3. Dr. No (1962)
- Critical Consensus: 95% Positive
Of course, the first Bond film has to be close to the top of the list. Dr. No is the one that started it all and introduced the world to a character who would thrill us for almost 60 years running.
While he tracks down a missing colleague and searches for the cause behind disruptions in the space program, the film gives us many of the franchise beats that would become iconic. There’s killer action, beautiful love interests, intrigue, espionage, and James Bond being cool as all hell.
Critically panned on release for being silly and violent and vulgar, it was a huge box office hit, kicked off a global phenomenon of spy movies, and has become heralded as one of the best in the franchise.
2. Casino Royale (2006)
- Critical Consensus: 95% Positive

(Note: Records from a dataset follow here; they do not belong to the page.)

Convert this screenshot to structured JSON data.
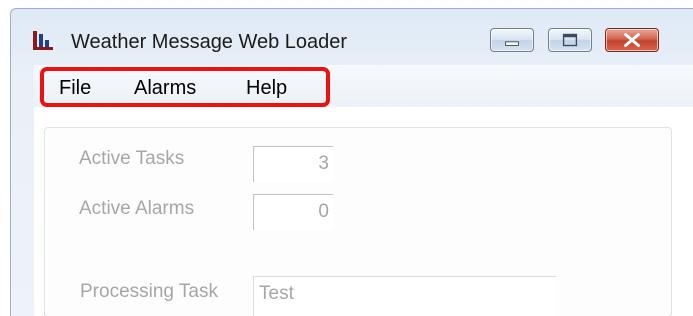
{
  "window": {
    "title": "Weather Message Web Loader",
    "icon": "weather-message-logo-icon",
    "controls": {
      "minimize": "minimize-icon",
      "maximize": "maximize-icon",
      "close": "close-icon"
    }
  },
  "menu": {
    "items": [
      {
        "label": "File"
      },
      {
        "label": "Alarms"
      },
      {
        "label": "Help"
      }
    ],
    "highlight_color": "#ee1111"
  },
  "form": {
    "active_tasks": {
      "label": "Active Tasks",
      "value": "3"
    },
    "active_alarms": {
      "label": "Active Alarms",
      "value": "0"
    },
    "processing_task": {
      "label": "Processing Task",
      "value": "Test"
    }
  }
}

Daniel Craig’s first time playing Bond basically reinvented how we look at the legendary international man of mystery (And the fact that he’s blond caused quite the ruckus).
This version of the iconic spy is suave and sophisticated, but he’s also dark and vicious and brutal in a way we’d never seen before. This version skews gritty and violent, more akin to the character in the books, and displays many of the less-than-ideal characteristics and personality traits a person would need to really do this job. And it’s a banger of an action movie. The early chase scene in Uganda is one of the high points of the franchise, and given its history, that’s saying something.
1. Goldfinger (1964)
- Critical Consensus: 97% Positive
And sitting in the number one slot as the best James Bond movie we have Goldfinger. Yes, the one about a wealthy gold dealer who kills people by painting them.
While on a well-earned vacation, Bond foils a card cheat only to become embroiled in a far-reaching plot that involves smuggling and plans to rob Fort Knox. We get classics like Oddjob, the vicious, near-silent henchman, and the most Bond-Girl-name ever, Pussy Galore.
After the success of the first two films, this one had a much higher budget and made use of it. Much like the Fast and Furious movies, though many called it ridiculous, many also hailed as funny, exciting, tense, and one of Connery’s best turns as the legendary martini enthusiast. One review even called it “garbage from the gods,” aka, a massive popcorn spectacle.